What is required: Scan the records below. Report the number of lines containing the word "JSON", and nothing more.

Information shown:
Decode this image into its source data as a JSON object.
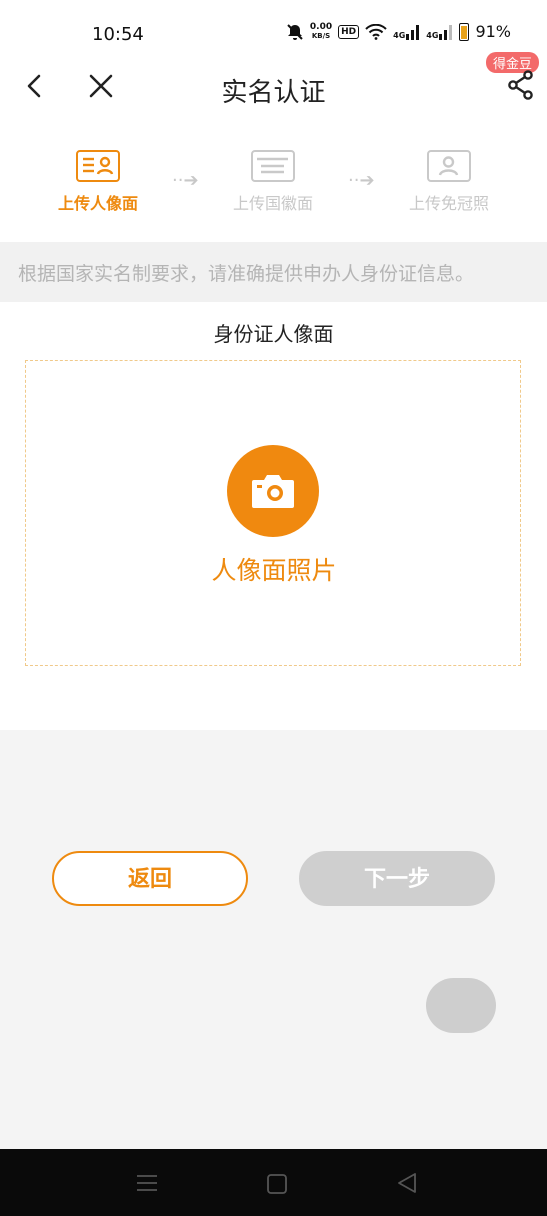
{
  "status_bar": {
    "time": "10:54",
    "net_speed_value": "0.00",
    "net_speed_unit": "KB/S",
    "hd_label": "HD",
    "signal1_label": "4G",
    "signal2_label": "4G",
    "battery_text": "91%"
  },
  "nav": {
    "title": "实名认证",
    "badge": "得金豆",
    "back_icon": "chevron-left-icon",
    "close_icon": "close-icon",
    "share_icon": "share-icon"
  },
  "steps": [
    {
      "label": "上传人像面",
      "active": true
    },
    {
      "label": "上传国徽面",
      "active": false
    },
    {
      "label": "上传免冠照",
      "active": false
    }
  ],
  "notice": "根据国家实名制要求，请准确提供申办人身份证信息。",
  "upload": {
    "title": "身份证人像面",
    "button_label": "人像面照片"
  },
  "buttons": {
    "back": "返回",
    "next": "下一步"
  },
  "colors": {
    "accent": "#ee8a0f",
    "disabled": "#cfcfcf",
    "badge": "#f36a6a"
  }
}
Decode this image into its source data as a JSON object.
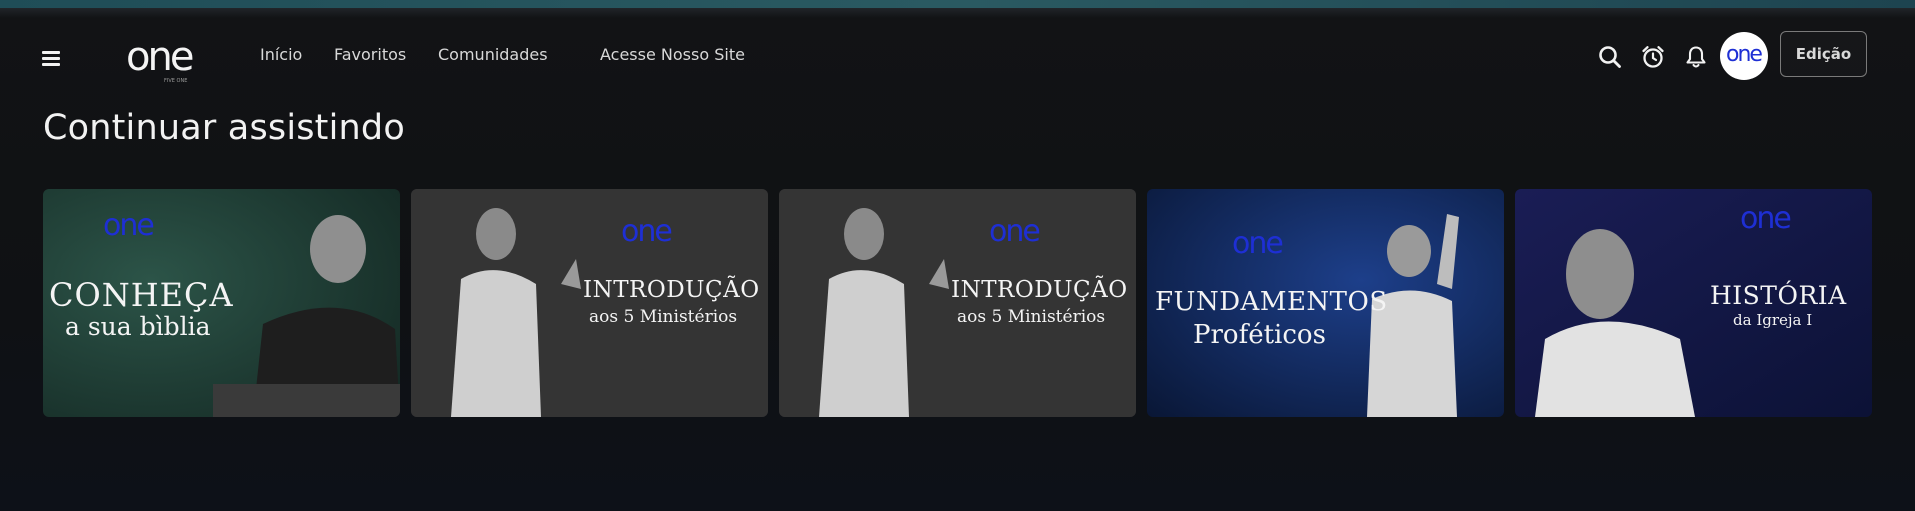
{
  "header": {
    "logo": {
      "text": "one",
      "subtext": "FIVE ONE"
    },
    "nav": [
      {
        "label": "Início"
      },
      {
        "label": "Favoritos"
      },
      {
        "label": "Comunidades"
      },
      {
        "label": "Acesse Nosso Site"
      }
    ],
    "icons": [
      "menu-icon",
      "search-icon",
      "alarm-clock-icon",
      "bell-icon"
    ],
    "avatar": {
      "text": "one"
    },
    "edit_button": "Edição"
  },
  "section": {
    "title": "Continuar assistindo",
    "cards": [
      {
        "brand": "one",
        "line1": "CONHEÇA",
        "line2": "a sua bìblia"
      },
      {
        "brand": "one",
        "line1": "INTRODUÇÃO",
        "line2": "aos 5 Ministérios"
      },
      {
        "brand": "one",
        "line1": "INTRODUÇÃO",
        "line2": "aos 5 Ministérios"
      },
      {
        "brand": "one",
        "line1": "FUNDAMENTOS",
        "line2": "Proféticos"
      },
      {
        "brand": "one",
        "line1": "HISTÓRIA",
        "line2": "da Igreja I"
      }
    ]
  },
  "colors": {
    "top_strip": "#2a5a62",
    "background": "#121315",
    "brand_blue": "#1e2fd4"
  }
}
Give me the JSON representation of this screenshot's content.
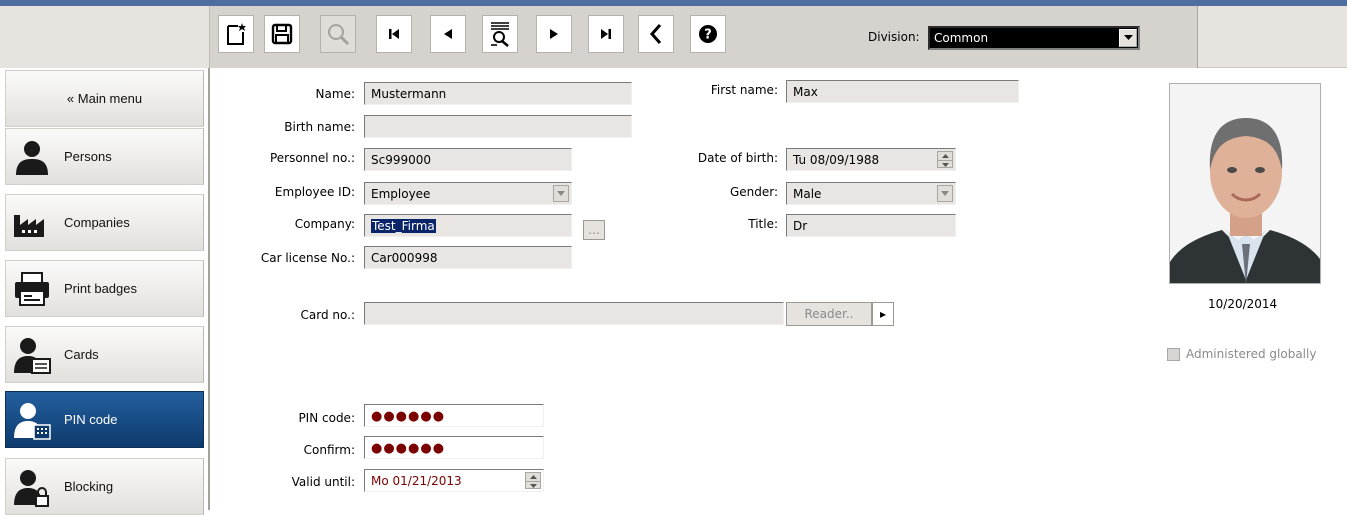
{
  "toolbar": {
    "division_label": "Division:",
    "division_value": "Common",
    "buttons": [
      "new-record",
      "save",
      "search",
      "first",
      "previous",
      "filter",
      "next",
      "last",
      "back",
      "help"
    ]
  },
  "sidebar": {
    "items": [
      {
        "label": "« Main menu"
      },
      {
        "label": "Persons"
      },
      {
        "label": "Companies"
      },
      {
        "label": "Print badges"
      },
      {
        "label": "Cards"
      },
      {
        "label": "PIN code",
        "active": true
      },
      {
        "label": "Blocking"
      }
    ]
  },
  "form": {
    "name": {
      "label": "Name:",
      "value": "Mustermann"
    },
    "first_name": {
      "label": "First name:",
      "value": "Max"
    },
    "birth_name": {
      "label": "Birth name:",
      "value": ""
    },
    "personnel_no": {
      "label": "Personnel no.:",
      "value": "Sc999000"
    },
    "date_of_birth": {
      "label": "Date of birth:",
      "value": "Tu 08/09/1988"
    },
    "employee_id": {
      "label": "Employee ID:",
      "value": "Employee"
    },
    "gender": {
      "label": "Gender:",
      "value": "Male"
    },
    "company": {
      "label": "Company:",
      "value": "Test_Firma",
      "browse": "..."
    },
    "title": {
      "label": "Title:",
      "value": "Dr"
    },
    "car_license": {
      "label": "Car license No.:",
      "value": "Car000998"
    },
    "card_no": {
      "label": "Card no.:",
      "value": "",
      "reader_button": "Reader..",
      "reader_arrow": "▸"
    },
    "pin_code": {
      "label": "PIN code:",
      "value": "●●●●●●"
    },
    "confirm": {
      "label": "Confirm:",
      "value": "●●●●●●"
    },
    "valid_until": {
      "label": "Valid until:",
      "value": "Mo 01/21/2013"
    }
  },
  "photo": {
    "date": "10/20/2014"
  },
  "administered_globally": {
    "label": "Administered globally",
    "checked": false
  },
  "colors": {
    "accent": "#1b5089",
    "pin_text": "#7b0000",
    "top_line": "#4f6e9e"
  }
}
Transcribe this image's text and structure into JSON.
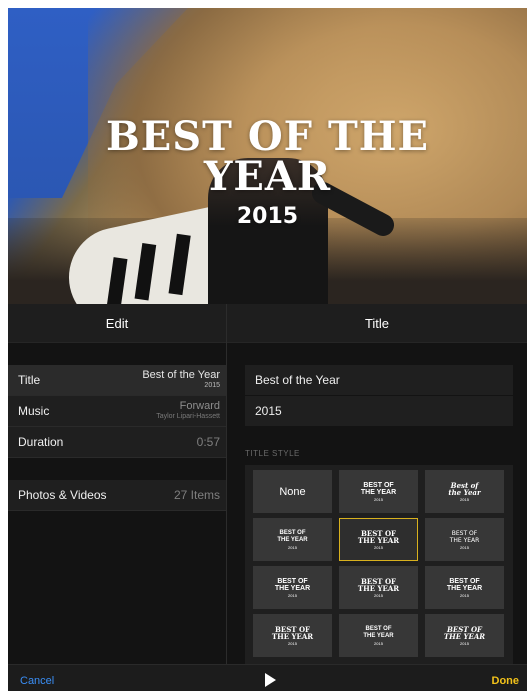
{
  "hero": {
    "title_line1": "BEST OF THE",
    "title_line2": "YEAR",
    "year": "2015"
  },
  "headers": {
    "left": "Edit",
    "right": "Title"
  },
  "settings": {
    "title_label": "Title",
    "title_value": "Best of the Year",
    "title_year": "2015",
    "music_label": "Music",
    "music_value": "Forward",
    "music_artist": "Taylor Lipari-Hassett",
    "duration_label": "Duration",
    "duration_value": "0:57",
    "photos_label": "Photos & Videos",
    "photos_value": "27 Items"
  },
  "title_fields": {
    "line1": "Best of the Year",
    "line2": "2015"
  },
  "title_style": {
    "section_label": "TITLE STYLE",
    "none_label": "None",
    "tiles": [
      {
        "l1": "BEST OF",
        "l2": "THE YEAR",
        "y": "2015"
      },
      {
        "l1": "Best of",
        "l2": "the Year",
        "y": "2015"
      },
      {
        "l1": "BEST OF",
        "l2": "THE YEAR",
        "y": "2015"
      },
      {
        "l1": "BEST OF",
        "l2": "THE YEAR",
        "y": "2015"
      },
      {
        "l1": "BEST OF",
        "l2": "THE YEAR",
        "y": "2015"
      },
      {
        "l1": "BEST OF",
        "l2": "THE YEAR",
        "y": "2015"
      },
      {
        "l1": "BEST OF",
        "l2": "THE YEAR",
        "y": "2015"
      },
      {
        "l1": "BEST OF",
        "l2": "THE YEAR",
        "y": "2015"
      },
      {
        "l1": "BEST OF",
        "l2": "THE YEAR",
        "y": "2015"
      },
      {
        "l1": "BEST OF",
        "l2": "THE YEAR",
        "y": "2015"
      },
      {
        "l1": "BEST OF",
        "l2": "THE YEAR",
        "y": "2015"
      }
    ]
  },
  "bottom_bar": {
    "cancel": "Cancel",
    "done": "Done",
    "play_icon": "play-icon"
  },
  "colors": {
    "accent_blue": "#3a8ef5",
    "accent_yellow": "#f2c21a",
    "selection_border": "#d8b11e"
  }
}
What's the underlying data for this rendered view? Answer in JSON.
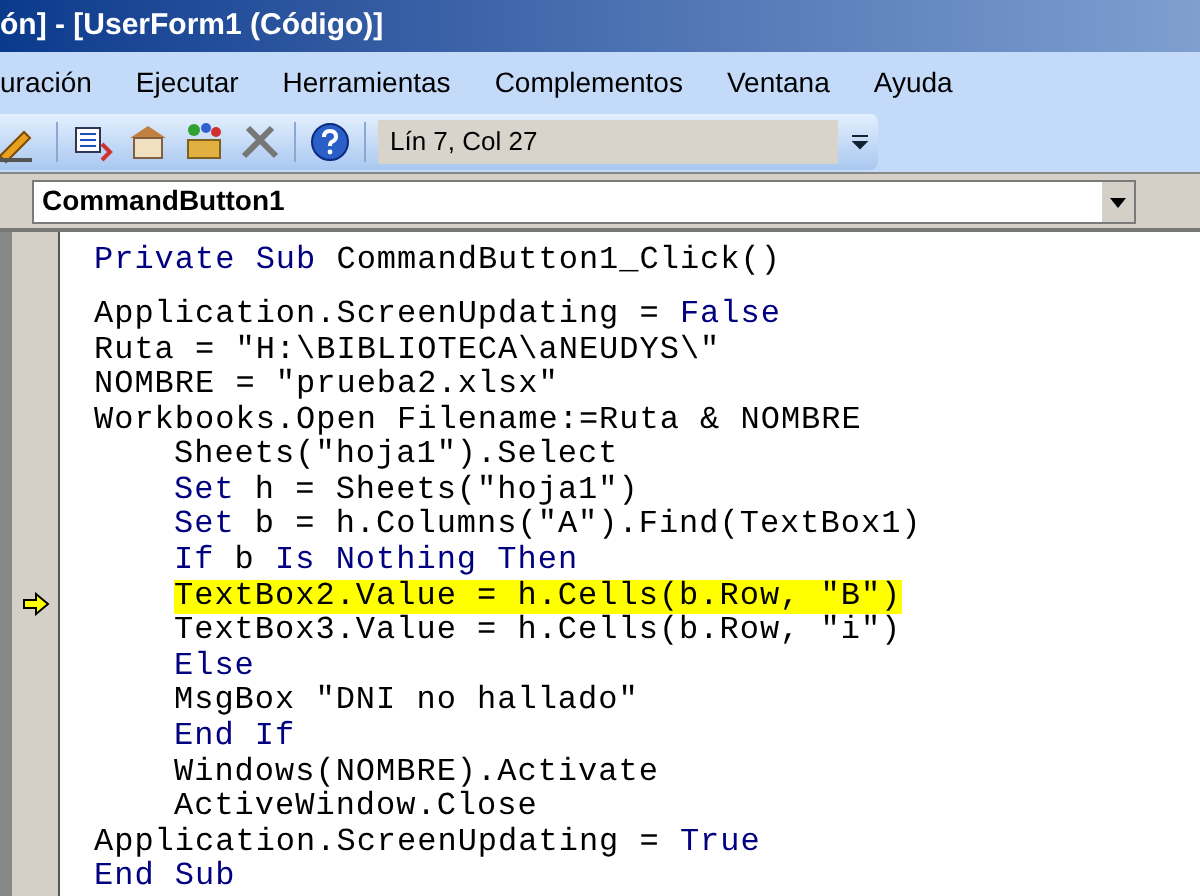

Answer to the problem: 5